We have already demonstrated 250-million triples in tks, and we have plans to reach somewhere between 1-10 billion. We believe that returning variable binding lists (they just look like columns :), with streaming, ordering, and limit/offset support is the most practical approach to returning results from such triple-stores (although as we use named-graphs, technically we provide quad-stores).

For anyone who's interested, the from-clause is a set expression of models(named-graphs); the where-clause is a predicate composed of primative graph constraints.

One problem we do have, is that we aren't properly eliminating duplicates in the presence of dont-cares (which can occur under disjunction); if anyone knows of any literature discussing this problem I would appreciate any references. The current algorithm I'm implementing is non-polynomial in the number of variables that can contain dont-cares; it feels like there's a better approach, but I currently can't find it.

Declarative Syntax?

Just wondering why you'd want to attack the problem from either a SQL or a procedural perspective? Why not something along a more declarative programming approach like Prolog? Prolog is a natural at Trees (though I'm not sure it is good at more generalized graphs).

XsRQL (and other RQLs)

I'm pretty busy trying to get an actual implementation up and running w/in the next couple of days, but I'm up for trying to answer questions if anybody has any.
Howard

procedural?

I don't see why you think XML Query is procedural.
C or Java programmers might not understand the example you give, because they don't realize the if/then/else construct can actually have a value.

What's your "perspective"?

procedural/declarative

I'm not sure if the last comment ("procedural") is responding to me or to Danny's original comment. I actually like what Danny says: the language "looks" procedural.

I've long ago given up trying to peg languages as purely this-that-or-anything. XsRQL also looks somewhat declarative. And just for good measure, you can throw in the "functional" word as well. It's an interesting mix of all three. I'll let the language lawyers battle it out on which adjective is most appropriate here; my head starts to hurt when I getinto that type of discussion.

Howard

anything procedural?

I was referring to the section "Procedural feel" on your page. It's not about which adjective is most appropriate, but if XQuery has a procedural aspect at all. The example you give is completely functional, pure even.

To me, XQuery is even less procedural/imperative than LISP or Scheme, because there are no side effects.

Surely you (or Danny) are not suggesting that anything that contains the words return, if, then and else looks or feels procedural?

a matter of one's experience

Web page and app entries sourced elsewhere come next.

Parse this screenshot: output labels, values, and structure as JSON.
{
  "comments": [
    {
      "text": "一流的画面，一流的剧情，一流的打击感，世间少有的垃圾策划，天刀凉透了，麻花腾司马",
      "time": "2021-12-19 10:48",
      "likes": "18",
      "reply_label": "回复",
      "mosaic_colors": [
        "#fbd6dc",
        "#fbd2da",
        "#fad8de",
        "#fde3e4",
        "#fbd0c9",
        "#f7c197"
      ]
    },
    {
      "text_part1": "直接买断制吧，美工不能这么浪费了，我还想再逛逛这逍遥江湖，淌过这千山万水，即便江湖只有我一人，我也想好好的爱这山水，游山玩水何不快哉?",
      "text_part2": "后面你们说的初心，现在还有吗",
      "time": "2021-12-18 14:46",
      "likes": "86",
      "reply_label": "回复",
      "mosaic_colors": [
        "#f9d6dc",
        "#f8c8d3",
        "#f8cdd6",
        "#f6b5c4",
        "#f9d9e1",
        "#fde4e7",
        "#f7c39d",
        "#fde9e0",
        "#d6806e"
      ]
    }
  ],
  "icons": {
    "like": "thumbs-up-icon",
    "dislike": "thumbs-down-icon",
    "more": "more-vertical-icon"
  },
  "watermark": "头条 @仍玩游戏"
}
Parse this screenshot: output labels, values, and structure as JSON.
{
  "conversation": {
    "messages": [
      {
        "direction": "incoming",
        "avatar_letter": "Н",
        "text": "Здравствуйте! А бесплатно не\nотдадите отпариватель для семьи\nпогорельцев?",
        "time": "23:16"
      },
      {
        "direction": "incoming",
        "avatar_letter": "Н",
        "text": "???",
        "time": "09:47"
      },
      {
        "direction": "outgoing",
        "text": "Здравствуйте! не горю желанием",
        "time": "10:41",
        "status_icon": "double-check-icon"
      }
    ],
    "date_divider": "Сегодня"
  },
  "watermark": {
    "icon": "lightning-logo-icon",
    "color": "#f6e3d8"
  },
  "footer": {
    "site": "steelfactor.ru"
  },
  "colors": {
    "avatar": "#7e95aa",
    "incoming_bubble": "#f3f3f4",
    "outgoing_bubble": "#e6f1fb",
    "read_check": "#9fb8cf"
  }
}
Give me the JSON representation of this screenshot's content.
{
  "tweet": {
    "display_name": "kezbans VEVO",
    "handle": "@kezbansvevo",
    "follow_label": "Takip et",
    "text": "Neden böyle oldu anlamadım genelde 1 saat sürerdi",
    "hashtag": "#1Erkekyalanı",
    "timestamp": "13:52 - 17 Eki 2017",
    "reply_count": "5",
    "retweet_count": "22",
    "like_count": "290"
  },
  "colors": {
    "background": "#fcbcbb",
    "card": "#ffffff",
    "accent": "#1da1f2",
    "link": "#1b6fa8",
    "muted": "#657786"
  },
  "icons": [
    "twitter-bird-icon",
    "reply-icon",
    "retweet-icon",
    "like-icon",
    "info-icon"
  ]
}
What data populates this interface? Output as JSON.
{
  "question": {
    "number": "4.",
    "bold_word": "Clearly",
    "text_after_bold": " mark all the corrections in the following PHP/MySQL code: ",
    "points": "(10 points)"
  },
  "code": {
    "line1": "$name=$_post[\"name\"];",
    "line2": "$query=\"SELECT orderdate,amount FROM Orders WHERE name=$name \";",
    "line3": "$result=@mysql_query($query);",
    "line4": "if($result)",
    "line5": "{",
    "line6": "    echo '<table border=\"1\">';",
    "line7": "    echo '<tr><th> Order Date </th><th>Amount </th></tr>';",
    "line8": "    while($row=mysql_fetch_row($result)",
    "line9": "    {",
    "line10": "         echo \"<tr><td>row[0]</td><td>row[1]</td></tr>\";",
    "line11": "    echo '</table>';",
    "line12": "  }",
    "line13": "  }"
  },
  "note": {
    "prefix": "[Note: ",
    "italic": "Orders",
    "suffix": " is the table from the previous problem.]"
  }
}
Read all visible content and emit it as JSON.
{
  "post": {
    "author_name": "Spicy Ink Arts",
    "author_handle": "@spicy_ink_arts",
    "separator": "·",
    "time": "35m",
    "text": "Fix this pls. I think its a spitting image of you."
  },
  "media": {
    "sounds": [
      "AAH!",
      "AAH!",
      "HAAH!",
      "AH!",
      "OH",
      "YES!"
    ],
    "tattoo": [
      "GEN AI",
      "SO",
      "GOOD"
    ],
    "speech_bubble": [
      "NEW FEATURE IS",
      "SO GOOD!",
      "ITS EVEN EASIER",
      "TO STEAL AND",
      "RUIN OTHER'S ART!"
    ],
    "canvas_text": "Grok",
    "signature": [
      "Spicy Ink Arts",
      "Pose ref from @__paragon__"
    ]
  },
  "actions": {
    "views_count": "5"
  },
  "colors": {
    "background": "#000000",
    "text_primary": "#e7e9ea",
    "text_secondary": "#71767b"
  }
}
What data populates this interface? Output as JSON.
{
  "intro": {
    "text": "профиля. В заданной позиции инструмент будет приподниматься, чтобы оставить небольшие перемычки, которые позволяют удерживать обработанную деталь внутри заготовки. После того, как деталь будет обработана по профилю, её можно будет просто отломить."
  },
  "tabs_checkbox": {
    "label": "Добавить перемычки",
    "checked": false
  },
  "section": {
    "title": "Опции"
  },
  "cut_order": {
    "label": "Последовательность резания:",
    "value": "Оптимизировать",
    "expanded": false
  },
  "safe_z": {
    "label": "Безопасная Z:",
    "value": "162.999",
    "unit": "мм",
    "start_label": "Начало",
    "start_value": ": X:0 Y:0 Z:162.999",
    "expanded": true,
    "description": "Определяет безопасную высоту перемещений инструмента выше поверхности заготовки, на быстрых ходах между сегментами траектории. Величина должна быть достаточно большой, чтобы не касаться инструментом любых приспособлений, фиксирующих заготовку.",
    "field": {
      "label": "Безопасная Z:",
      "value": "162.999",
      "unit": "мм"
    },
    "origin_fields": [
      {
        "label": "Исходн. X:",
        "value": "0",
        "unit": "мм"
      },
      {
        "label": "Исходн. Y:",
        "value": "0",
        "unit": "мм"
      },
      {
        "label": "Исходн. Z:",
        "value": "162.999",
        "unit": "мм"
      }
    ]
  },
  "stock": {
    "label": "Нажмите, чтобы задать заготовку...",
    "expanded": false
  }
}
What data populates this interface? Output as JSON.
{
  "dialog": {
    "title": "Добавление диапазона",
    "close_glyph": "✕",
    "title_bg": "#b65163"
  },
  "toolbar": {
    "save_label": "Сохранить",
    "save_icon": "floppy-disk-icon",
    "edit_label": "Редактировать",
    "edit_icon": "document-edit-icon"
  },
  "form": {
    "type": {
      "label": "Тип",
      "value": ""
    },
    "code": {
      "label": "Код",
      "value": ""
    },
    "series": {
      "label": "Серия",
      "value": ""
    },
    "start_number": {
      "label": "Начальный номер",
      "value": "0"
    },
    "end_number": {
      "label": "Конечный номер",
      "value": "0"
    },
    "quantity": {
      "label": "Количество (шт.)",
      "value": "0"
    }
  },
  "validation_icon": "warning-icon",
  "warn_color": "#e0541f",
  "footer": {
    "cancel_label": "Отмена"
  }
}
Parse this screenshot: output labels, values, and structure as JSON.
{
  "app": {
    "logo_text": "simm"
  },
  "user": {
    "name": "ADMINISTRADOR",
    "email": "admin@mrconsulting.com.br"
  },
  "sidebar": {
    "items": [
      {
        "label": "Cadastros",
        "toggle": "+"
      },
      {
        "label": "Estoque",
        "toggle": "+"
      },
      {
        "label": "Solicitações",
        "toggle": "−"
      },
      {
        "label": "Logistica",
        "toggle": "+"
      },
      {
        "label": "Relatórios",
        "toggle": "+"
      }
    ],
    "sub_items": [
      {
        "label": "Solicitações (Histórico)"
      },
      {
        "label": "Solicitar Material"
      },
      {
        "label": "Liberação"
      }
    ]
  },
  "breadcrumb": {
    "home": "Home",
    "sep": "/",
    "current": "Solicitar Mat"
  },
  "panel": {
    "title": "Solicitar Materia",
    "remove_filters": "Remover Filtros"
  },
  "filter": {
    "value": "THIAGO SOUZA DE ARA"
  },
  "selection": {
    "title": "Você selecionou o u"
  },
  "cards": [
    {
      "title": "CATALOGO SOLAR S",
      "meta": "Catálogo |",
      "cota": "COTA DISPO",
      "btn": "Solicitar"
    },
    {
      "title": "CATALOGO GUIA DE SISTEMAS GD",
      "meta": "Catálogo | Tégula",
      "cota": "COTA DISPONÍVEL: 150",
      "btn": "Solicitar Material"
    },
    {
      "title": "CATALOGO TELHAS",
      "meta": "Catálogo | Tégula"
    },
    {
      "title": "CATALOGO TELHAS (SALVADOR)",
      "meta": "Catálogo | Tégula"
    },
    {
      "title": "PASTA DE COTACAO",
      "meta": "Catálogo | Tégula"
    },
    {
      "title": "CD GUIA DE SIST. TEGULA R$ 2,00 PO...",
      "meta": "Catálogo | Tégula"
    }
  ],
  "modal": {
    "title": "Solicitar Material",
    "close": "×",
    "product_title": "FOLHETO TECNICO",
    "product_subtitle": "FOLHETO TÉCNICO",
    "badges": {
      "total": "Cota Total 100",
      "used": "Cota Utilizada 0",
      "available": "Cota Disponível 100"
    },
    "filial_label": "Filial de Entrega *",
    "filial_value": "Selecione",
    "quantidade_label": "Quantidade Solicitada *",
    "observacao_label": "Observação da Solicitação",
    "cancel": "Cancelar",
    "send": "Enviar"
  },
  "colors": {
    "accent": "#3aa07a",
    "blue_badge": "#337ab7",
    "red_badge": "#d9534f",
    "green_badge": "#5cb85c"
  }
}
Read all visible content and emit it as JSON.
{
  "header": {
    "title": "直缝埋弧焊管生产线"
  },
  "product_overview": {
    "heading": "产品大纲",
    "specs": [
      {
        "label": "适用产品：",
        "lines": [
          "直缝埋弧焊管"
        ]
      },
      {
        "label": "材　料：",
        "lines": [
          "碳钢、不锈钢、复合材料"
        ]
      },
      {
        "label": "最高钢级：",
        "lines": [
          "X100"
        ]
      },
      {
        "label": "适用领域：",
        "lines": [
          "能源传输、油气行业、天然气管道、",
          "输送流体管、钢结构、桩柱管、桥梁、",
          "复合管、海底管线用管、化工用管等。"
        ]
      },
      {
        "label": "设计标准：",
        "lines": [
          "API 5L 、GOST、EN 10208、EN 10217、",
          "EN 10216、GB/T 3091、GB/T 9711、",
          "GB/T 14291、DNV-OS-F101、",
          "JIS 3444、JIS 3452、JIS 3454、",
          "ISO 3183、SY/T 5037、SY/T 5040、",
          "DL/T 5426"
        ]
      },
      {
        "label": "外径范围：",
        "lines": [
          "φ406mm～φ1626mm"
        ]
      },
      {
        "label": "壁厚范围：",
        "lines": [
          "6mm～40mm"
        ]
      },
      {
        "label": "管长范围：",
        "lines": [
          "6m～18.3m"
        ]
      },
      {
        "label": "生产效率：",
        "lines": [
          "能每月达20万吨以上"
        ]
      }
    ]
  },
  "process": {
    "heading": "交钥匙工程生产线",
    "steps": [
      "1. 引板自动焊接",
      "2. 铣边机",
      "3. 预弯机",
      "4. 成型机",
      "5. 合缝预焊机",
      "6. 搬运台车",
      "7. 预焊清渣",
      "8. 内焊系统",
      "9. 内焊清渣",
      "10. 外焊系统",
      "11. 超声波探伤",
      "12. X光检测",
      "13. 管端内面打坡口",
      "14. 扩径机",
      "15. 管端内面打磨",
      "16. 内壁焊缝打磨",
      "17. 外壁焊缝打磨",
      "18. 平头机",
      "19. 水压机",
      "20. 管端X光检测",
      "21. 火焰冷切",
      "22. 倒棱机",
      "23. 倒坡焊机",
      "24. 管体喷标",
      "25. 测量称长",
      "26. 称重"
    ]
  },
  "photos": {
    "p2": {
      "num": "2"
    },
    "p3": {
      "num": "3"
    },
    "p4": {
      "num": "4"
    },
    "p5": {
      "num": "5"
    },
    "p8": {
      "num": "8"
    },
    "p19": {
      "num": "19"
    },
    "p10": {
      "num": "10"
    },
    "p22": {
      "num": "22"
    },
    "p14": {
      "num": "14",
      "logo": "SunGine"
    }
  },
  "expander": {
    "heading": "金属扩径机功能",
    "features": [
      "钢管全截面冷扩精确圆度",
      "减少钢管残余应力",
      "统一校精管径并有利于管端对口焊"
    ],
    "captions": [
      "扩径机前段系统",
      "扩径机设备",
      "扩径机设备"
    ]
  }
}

No, I'm not suggesting that. I have no idea what Danny suggests. I use the word "procedural" to indicate a resemblance to the other non-query, procedural languages I've worked in, including C, C++, Java, and the like. It wasn't a major transition for me to move from those language to XQuery. Lisp, XSLT, and Schema on the other hand, feel quite different.